Here’s an example of what that looked like in the wireframes is tested with:


To address the issue, I’ve come up with a proposal:


And here’s how the same example above would play out under this new model:


The next step would be test the new model with users. However, the quarter is over, and I’m happy with where I ended up. Ship it!

Reflection: On the Value of Making Lots of Things

What I’ve learned this week is another thing that I already knew but now understand much deeper. Last week, I talked about the importance of iteration, of doing work early in order to have the time to do it again, better. Now, I more deeply understand the value not only of making a thing, but of making lots of them.

Something I’ve heard quite a bit from faculty is that 9 out of 10 of the things they make don’t get used. I don’t think I understood the value of that until now. Much of design is not about knowing what will work and making that. Rather, it’s about not knowing what will work and trying lots of things (with informed direction, of course).

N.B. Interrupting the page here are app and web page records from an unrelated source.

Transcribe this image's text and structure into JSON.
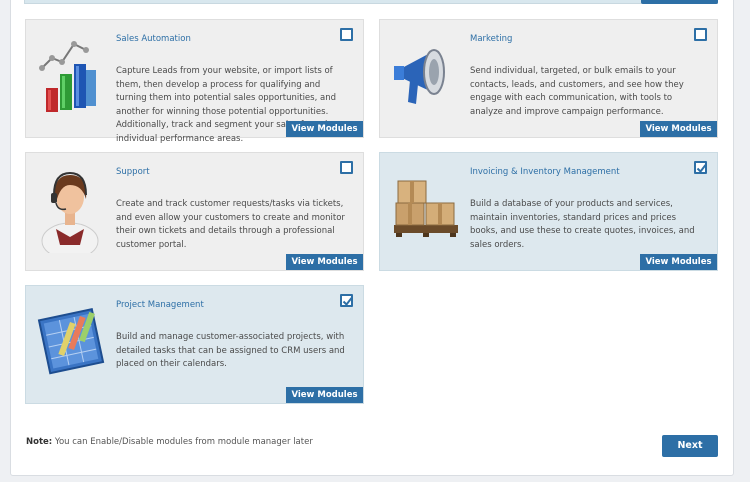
{
  "modules": [
    {
      "title": "Sales Automation",
      "description": "Capture Leads from your website, or import lists of them, then develop a process for qualifying and turning them into potential sales opportunities, and another for winning those potential opportunities. Additionally, track and segment your sales funnel, individual performance areas.",
      "checked": false,
      "icon": "bar-chart-icon",
      "button": "View Modules"
    },
    {
      "title": "Marketing",
      "description": "Send individual, targeted, or bulk emails to your contacts, leads, and customers, and see how they engage with each communication, with tools to analyze and improve campaign performance.",
      "checked": false,
      "icon": "megaphone-icon",
      "button": "View Modules"
    },
    {
      "title": "Support",
      "description": "Create and track customer requests/tasks via tickets, and even allow your customers to create and monitor their own tickets and details through a professional customer portal.",
      "checked": false,
      "icon": "support-agent-icon",
      "button": "View Modules"
    },
    {
      "title": "Invoicing & Inventory Management",
      "description": "Build a database of your products and services, maintain inventories, standard prices and prices books, and use these to create quotes, invoices, and sales orders.",
      "checked": true,
      "icon": "boxes-icon",
      "button": "View Modules"
    },
    {
      "title": "Project Management",
      "description": "Build and manage customer-associated projects, with detailed tasks that can be assigned to CRM users and placed on their calendars.",
      "checked": true,
      "icon": "gantt-chart-icon",
      "button": "View Modules"
    }
  ],
  "footer": {
    "note_label": "Note:",
    "note_text": " You can Enable/Disable modules from module manager later",
    "next_label": "Next"
  },
  "colors": {
    "accent": "#2d6fa6",
    "card_bg": "#efefef",
    "card_selected_bg": "#dde8ee"
  }
}
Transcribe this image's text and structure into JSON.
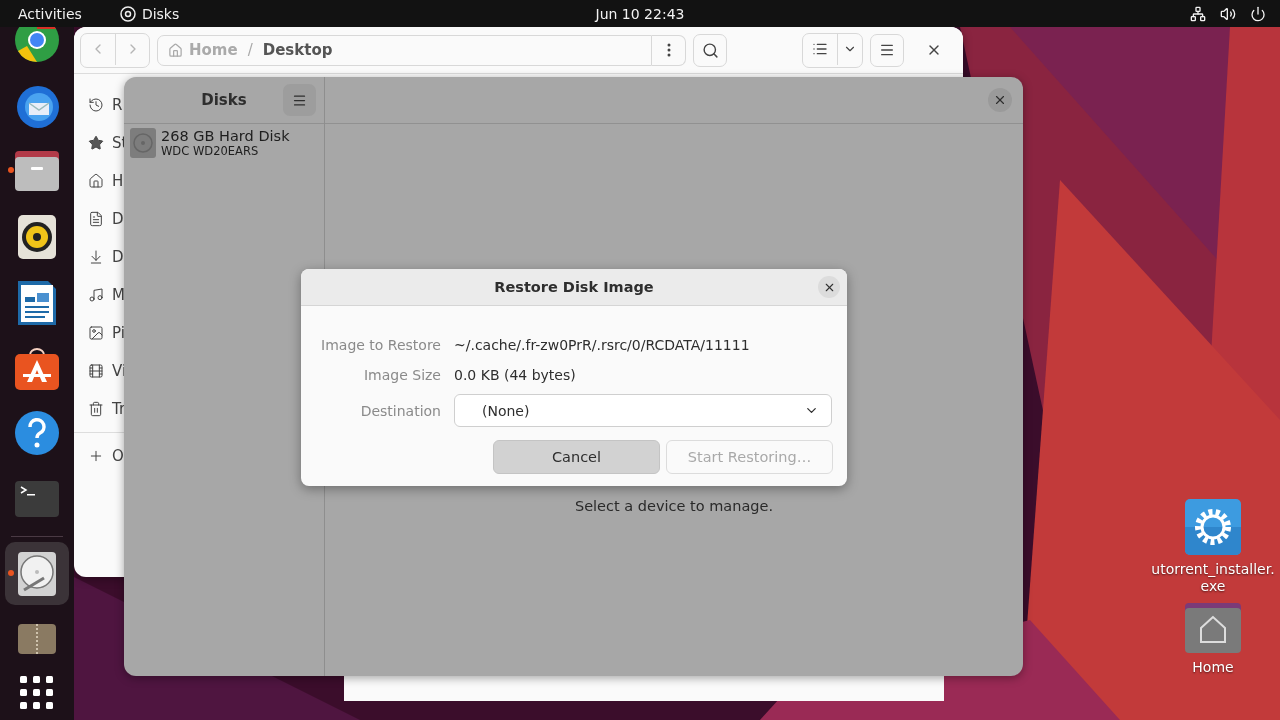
{
  "top_bar": {
    "activities": "Activities",
    "app_name": "Disks",
    "clock": "Jun 10  22:43"
  },
  "dock": [
    {
      "kind": "browser",
      "running": false,
      "selected": false
    },
    {
      "kind": "mail",
      "running": false,
      "selected": false
    },
    {
      "kind": "files",
      "running": true,
      "selected": false
    },
    {
      "kind": "music",
      "running": false,
      "selected": false
    },
    {
      "kind": "writer",
      "running": false,
      "selected": false
    },
    {
      "kind": "store",
      "running": false,
      "selected": false
    },
    {
      "kind": "help",
      "running": false,
      "selected": false
    },
    {
      "kind": "terminal",
      "running": false,
      "selected": false
    },
    {
      "kind": "disks",
      "running": true,
      "selected": true
    },
    {
      "kind": "archive",
      "running": false,
      "selected": false
    }
  ],
  "files_window": {
    "path": [
      {
        "label": "Home",
        "current": false
      },
      {
        "label": "Desktop",
        "current": true
      }
    ],
    "separator": "/",
    "sidebar": [
      {
        "label": "R",
        "kind": "recent"
      },
      {
        "label": "St",
        "kind": "starred"
      },
      {
        "label": "H",
        "kind": "home"
      },
      {
        "label": "D",
        "kind": "documents"
      },
      {
        "label": "D",
        "kind": "downloads"
      },
      {
        "label": "M",
        "kind": "music"
      },
      {
        "label": "Pi",
        "kind": "pictures"
      },
      {
        "label": "Vi",
        "kind": "videos"
      },
      {
        "label": "Tr",
        "kind": "trash"
      },
      {
        "label": "O",
        "kind": "other"
      }
    ]
  },
  "disks_window": {
    "title": "Disks",
    "devices": [
      {
        "name": "268 GB Hard Disk",
        "model": "WDC WD20EARS",
        "selected": false
      }
    ],
    "empty_message": "Select a device to manage."
  },
  "dialog": {
    "title": "Restore Disk Image",
    "fields": [
      {
        "label": "Image to Restore",
        "value": "~/.cache/.fr-zw0PrR/.rsrc/0/RCDATA/11111"
      },
      {
        "label": "Image Size",
        "value": "0.0 KB (44 bytes)"
      }
    ],
    "destination": {
      "label": "Destination",
      "value": "(None)"
    },
    "buttons": [
      {
        "label": "Cancel",
        "disabled": false
      },
      {
        "label": "Start Restoring…",
        "disabled": true
      }
    ]
  },
  "desktop_icons": [
    {
      "label": "utorrent_installer.exe",
      "kind": "installer"
    },
    {
      "label": "Home",
      "kind": "home"
    }
  ]
}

Over the course of the last couple of months doing research with my group, we’ve had lots of ideas for things we could do. However, most of them never happened. They never became real, not even in the quick sketch sort of way. So, if that’s the case, I think we missed out on the opportunity to capture lots of things that would have worked.

Luckily, I’m recognizing this now with still a week before the final presentation. Looking forward to feedback on our first run today.